In over my head?

Thread starter #1
HI, all
I was hoping to introduce my daughters (13 and 15) to sailing with a Sunfish because I keep hearing it's a great starter boat. However, as I research more and more, I'm thinking maybe the sailing won't be the problem for me, but the upkeep will. Years ago I owned something called a Katyak, and all I remember is throwing it on top of the car and running to the lake. Now it looks like there's nothing out there like that, or is there? How handy does someone have to be to work one of these things?
Thanks for your input,

Hi Betsy,

The Sunfish is a great starter boat and enjoyment can last a life time. How handy you need to be depends on how old your Sunfish is and how well it was maintained. A new SF will need minimal maitainence, while an older SF will need more, depends on how much you are willing to do. Most repairs and maintainence are done with hand tools - screwdriver, drill, maybe a jig saw (for ports), mayby a pop-rivet gun, but nothing special in the way of tools. If you can use these tools and follow instructions, you can keep your SF up and running. Knowelge (ie-reading / studying) about a repair, the use of materials (epoxy, fiberglass, Marine-Tex, paint (I try not to) and other items) is probably the biggest item you will need. This Forum, The SF Class Home page (Tip and Tricks, FAQs), Yahoo Sunfish Sailor, Wind-Line Sails, Layline and others are sources of this knowelge. Don't be afraid to ask (post) questions, someone has done what ever repair you will encounter. Most repairs are pretty easy, taken a step at a time.

Cartopping is ok in the begining, but a trailer is easier on your back. Consider the age and strength of your daughters and yourself on getting a 130 lb SF on and off your vehicle. I have a trailer to carry, launch, retrive, store and as a platform to work on my SF.

For minimal maintenence, get a new or newer SF. Remember, a boat is a hole in the water, surrounded by fiberglass, into which you throw money. Good Luck
Greetings Betsy,,,

The field has thinned over the past years. Other sports have gained in popularity and the new boat cost has risen. Some sailing kayaks and canoes exist though a far cry today from what you remember. There are even lightweight play boats such as (bite my tongue) the Snark. Sunfish are in a segment of quality boats that stand up to much in the way of sailing conditions. Lighter cheaper boats don't hold up to the same riggors.

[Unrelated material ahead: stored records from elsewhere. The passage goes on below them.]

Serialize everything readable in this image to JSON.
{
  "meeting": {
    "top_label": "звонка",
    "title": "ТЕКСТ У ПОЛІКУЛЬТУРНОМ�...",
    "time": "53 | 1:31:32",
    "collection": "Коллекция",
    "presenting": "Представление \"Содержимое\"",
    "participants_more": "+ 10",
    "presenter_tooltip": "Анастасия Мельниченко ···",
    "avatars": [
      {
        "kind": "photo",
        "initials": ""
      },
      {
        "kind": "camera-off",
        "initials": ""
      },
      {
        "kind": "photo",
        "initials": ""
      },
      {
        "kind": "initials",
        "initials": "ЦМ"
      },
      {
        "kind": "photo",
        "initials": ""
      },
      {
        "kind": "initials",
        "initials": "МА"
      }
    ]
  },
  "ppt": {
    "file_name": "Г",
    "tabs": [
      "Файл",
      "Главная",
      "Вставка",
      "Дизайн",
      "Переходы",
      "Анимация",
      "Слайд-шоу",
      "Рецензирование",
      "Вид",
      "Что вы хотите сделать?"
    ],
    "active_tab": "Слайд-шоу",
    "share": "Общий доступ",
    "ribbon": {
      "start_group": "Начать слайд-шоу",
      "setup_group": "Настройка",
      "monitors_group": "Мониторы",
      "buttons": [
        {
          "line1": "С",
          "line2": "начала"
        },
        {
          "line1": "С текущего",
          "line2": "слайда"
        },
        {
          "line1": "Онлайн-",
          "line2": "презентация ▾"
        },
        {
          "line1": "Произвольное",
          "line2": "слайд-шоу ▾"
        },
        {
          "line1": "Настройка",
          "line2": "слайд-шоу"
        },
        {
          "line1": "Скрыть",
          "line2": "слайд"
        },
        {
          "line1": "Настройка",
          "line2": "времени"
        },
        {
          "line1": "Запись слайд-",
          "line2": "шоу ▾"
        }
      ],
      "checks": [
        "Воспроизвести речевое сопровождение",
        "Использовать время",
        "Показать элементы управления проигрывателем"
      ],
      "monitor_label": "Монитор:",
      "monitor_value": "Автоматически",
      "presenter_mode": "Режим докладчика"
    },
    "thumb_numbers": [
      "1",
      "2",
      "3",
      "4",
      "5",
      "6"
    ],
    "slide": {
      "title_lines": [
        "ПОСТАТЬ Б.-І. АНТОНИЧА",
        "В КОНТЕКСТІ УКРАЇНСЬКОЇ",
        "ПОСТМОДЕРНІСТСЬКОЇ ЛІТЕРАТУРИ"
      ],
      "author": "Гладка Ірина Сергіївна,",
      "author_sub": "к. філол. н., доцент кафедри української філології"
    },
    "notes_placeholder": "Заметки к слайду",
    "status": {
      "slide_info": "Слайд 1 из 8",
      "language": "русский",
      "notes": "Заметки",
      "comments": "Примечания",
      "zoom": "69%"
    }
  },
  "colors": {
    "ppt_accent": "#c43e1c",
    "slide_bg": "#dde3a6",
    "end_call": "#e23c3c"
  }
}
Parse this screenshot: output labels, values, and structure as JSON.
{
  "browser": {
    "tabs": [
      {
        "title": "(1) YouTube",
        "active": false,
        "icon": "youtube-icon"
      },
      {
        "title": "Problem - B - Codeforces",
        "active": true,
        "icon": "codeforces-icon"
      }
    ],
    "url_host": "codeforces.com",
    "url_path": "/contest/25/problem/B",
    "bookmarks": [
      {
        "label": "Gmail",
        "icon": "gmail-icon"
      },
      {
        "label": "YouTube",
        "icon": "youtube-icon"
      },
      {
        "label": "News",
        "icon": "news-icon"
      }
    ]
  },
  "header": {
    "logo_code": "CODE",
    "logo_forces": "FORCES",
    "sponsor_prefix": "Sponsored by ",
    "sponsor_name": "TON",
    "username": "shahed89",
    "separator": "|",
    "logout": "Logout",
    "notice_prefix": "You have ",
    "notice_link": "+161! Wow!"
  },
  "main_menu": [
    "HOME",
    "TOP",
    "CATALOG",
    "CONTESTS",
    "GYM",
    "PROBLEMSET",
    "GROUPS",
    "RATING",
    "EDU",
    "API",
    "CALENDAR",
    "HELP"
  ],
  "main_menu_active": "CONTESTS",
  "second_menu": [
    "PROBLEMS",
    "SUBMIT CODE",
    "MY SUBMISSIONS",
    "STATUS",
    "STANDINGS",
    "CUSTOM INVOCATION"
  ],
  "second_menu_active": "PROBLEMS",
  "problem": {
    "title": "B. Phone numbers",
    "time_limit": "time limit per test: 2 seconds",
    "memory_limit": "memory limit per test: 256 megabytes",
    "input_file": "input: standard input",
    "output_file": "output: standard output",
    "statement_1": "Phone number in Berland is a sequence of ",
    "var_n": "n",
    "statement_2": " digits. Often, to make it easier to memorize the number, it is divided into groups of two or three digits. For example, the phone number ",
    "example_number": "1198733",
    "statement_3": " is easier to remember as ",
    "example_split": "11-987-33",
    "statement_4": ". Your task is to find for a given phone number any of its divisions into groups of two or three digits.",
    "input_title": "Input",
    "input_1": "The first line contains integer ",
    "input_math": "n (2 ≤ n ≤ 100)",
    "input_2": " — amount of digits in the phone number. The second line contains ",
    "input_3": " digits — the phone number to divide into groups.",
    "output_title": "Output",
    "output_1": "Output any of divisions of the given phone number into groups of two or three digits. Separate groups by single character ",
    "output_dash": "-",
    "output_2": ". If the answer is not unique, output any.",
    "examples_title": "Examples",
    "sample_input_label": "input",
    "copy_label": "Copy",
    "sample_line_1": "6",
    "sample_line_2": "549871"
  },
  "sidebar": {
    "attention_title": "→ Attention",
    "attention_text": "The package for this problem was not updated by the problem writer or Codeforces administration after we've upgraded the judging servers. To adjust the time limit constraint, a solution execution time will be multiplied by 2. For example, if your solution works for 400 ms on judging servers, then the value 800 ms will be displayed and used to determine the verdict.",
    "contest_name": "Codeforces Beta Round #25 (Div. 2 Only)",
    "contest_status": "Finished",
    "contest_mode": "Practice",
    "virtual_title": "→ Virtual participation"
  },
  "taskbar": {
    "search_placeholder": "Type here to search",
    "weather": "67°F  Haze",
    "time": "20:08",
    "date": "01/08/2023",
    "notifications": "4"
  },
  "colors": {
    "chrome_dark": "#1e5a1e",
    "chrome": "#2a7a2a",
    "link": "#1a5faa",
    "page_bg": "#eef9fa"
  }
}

I am going to guess what you are speaking of is all the talk about fixing boats. Sunfish that are well kept rarely become the topic of conversation. You are probably seeing some of the worst cases mentioned here. Lots of these dialogues center on thirty and forty year old boats resurrected from a life of neglect. Some are reaching a time in their existance for a little refurbishment. Both instances speak well for the Sunfish enduring as long as they do.

If you select a well kept boat you will be able to avoid the repair scenario. Basic maintenance consists of keeping the boat clean and storing it dry. There are some particular care steps. These are simple and mostly just good sense. You don't need to be a fiberglass technician unless you intentionally choose a fixer-upper. I encourage you to choose something in the quality range of the Sunfish.
Hi Betsy,

I have owned numerous Sunfishes over a 40-year period and agree with Dan that they require very little care and maintenance. Unless you damage your boat, all you need is a hose and a sponge. I usually hose mine off in the Spring and again in the fall when I store it.

I stored one Sunfish in the crawl space under my house for 5 years in very damp and dirty conditions and it cleaned up in 20 minutes with some soapy water and a sponge.

Of course you have to protect the sail when you store it. The two big enemies of sails are mildew and mice.

It might be a little cosy for three people.

I strongly advise you to purchase a trailer. I have tried all sorts of Rube Goldberg contraptions to easily load a Sunfish on top of a vehicle and none of them was very satisfactory except brute strength. The trailer also gives you a place to store the boat (if you have the room). In the winter, I leave my boat on the trailer and cover it with a cheap tarp.

They also hold their resale value. If you decide you don't like it or want to move up to a larger boat you can probably sell your Sunfish for what you paid for it.

Reno, NV
Hey Betsy...

The Sunfish is what I used to teach my kids how to sail. There are not too many boats that are simpler to rig (I can have mine in the water and rigged in 5 minutes...) and they are very easy to sail. You can't go wrong with a sunfish.:)